The yellow-haired girl eschews todays, yesterdays, and last weeks. She prefers this days and the other days. And when she speaks of that difficult-to-wait-for future, she speaks of the next days. Some days, of course, get their proper due: Her birthday, for instance, and Christmas. But even more than birthdays and Christmases, she speaks of the Lake Days. These are halcyon days: Summer evenings at the lake. Riotous family days.
In winter, she hides her bathing suits under her clothes as she dresses, and she comes out of her room and asks when the Lake Days will come. Their absence weighs on her.
She doesn't feel the rocky beach beneath her quick, sturdy feet that so torment me. She doesn't see the cloudy water that makes me wonder about the safety of swimming in this dammed-up river. She doesn't feel the unrelenting heat and the restlessness her father feels to leave for a more air-conditioned country. She only wants it to be the days when she only wants it to be now, this day.

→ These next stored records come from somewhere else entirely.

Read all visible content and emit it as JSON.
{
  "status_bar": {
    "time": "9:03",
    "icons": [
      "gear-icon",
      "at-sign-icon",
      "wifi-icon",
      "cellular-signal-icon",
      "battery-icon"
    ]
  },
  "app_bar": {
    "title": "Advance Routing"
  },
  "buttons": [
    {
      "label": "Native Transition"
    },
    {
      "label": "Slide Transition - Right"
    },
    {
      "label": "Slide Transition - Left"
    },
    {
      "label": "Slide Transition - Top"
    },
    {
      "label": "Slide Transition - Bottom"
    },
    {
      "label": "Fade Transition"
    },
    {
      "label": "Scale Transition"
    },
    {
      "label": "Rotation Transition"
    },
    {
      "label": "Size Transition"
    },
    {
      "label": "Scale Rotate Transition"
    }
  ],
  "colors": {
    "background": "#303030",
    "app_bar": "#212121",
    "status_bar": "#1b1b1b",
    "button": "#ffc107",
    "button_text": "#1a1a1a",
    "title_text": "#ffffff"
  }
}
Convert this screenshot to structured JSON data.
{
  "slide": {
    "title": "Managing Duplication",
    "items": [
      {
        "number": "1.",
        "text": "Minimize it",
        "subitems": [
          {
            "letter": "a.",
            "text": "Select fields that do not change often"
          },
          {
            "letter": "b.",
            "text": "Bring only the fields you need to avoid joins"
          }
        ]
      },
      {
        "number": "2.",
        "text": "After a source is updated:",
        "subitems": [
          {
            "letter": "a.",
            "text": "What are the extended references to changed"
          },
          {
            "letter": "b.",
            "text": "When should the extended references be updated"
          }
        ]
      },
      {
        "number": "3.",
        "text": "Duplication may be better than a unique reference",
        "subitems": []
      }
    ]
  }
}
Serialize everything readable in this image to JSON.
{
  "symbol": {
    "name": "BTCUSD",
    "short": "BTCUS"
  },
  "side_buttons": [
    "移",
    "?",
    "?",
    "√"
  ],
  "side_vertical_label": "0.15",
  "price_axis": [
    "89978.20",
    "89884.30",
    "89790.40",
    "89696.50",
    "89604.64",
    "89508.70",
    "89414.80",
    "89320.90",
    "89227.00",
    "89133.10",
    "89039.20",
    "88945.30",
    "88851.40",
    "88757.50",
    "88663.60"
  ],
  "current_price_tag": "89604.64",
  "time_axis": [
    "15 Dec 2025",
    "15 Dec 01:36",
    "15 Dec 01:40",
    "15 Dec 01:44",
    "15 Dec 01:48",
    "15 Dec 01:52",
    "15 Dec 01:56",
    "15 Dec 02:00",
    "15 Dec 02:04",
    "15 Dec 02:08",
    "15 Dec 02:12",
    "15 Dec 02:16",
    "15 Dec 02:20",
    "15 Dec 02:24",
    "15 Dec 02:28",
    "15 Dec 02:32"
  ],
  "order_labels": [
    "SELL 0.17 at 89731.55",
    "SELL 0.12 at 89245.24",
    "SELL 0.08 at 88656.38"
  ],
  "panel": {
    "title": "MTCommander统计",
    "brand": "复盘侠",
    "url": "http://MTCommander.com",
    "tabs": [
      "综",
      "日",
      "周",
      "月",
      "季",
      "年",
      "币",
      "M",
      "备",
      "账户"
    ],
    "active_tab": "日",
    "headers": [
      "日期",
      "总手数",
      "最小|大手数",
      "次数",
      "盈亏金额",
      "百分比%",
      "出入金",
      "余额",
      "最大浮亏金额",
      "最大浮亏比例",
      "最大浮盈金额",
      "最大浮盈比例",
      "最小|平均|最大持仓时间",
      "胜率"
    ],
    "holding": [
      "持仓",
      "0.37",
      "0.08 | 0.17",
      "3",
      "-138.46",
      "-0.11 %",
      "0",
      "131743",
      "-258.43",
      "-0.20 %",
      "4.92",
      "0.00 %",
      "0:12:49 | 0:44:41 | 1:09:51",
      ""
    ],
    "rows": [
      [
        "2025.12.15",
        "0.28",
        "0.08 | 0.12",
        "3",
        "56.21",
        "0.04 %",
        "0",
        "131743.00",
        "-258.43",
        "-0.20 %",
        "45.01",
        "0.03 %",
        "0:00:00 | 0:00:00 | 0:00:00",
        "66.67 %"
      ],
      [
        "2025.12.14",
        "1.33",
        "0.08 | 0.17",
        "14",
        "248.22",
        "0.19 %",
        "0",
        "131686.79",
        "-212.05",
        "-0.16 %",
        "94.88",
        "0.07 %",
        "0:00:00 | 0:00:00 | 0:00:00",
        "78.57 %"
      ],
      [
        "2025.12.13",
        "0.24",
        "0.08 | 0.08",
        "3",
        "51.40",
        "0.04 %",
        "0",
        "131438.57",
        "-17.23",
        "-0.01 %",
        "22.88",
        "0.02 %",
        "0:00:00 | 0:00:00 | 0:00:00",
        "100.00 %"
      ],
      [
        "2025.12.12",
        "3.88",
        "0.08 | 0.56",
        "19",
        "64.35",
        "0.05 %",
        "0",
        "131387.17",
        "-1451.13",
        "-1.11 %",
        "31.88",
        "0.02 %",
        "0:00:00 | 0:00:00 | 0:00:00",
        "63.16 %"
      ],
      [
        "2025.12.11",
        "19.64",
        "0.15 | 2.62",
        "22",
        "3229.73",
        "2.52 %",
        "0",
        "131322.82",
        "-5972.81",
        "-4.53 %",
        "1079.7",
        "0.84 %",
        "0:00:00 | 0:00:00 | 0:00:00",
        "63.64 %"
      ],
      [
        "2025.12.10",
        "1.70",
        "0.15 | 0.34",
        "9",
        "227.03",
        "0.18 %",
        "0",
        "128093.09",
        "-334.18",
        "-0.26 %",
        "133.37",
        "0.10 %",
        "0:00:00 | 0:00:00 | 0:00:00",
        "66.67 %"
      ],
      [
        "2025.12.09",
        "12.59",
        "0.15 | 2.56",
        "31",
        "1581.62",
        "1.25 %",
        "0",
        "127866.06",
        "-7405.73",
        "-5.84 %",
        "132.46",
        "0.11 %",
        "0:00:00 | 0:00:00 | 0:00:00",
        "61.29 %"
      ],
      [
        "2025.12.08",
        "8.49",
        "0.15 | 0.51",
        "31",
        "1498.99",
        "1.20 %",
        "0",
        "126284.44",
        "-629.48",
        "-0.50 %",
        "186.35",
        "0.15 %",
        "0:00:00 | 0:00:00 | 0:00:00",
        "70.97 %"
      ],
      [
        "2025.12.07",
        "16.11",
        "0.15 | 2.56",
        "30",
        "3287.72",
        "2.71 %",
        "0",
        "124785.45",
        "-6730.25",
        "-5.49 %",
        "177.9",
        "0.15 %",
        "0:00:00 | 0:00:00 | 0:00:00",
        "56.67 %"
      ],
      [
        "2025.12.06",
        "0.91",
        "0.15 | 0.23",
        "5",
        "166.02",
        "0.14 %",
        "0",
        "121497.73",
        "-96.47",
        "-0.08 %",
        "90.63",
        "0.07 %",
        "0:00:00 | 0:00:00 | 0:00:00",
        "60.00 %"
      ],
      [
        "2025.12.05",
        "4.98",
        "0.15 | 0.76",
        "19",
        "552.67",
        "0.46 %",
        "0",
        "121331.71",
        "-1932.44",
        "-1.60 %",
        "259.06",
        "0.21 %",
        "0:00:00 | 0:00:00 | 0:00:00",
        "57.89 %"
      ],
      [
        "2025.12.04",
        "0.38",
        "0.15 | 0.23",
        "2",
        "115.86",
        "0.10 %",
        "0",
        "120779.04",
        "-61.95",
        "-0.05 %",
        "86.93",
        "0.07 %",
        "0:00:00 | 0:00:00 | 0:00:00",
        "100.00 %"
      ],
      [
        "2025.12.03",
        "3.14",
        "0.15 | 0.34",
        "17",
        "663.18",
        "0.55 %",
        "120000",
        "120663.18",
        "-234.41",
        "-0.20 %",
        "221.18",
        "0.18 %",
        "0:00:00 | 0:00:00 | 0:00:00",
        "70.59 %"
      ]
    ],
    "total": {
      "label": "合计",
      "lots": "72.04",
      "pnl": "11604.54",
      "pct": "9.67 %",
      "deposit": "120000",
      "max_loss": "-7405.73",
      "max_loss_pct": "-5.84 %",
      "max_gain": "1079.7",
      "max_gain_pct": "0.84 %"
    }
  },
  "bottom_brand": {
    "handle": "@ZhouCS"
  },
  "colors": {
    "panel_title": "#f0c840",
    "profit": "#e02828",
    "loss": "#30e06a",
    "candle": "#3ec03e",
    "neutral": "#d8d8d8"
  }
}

Oh for the Lake Days, when one casts off the too-fittedness of modernity and clothes oneself with water, buoyed up and released. There is new life in that brown river, swept down this day.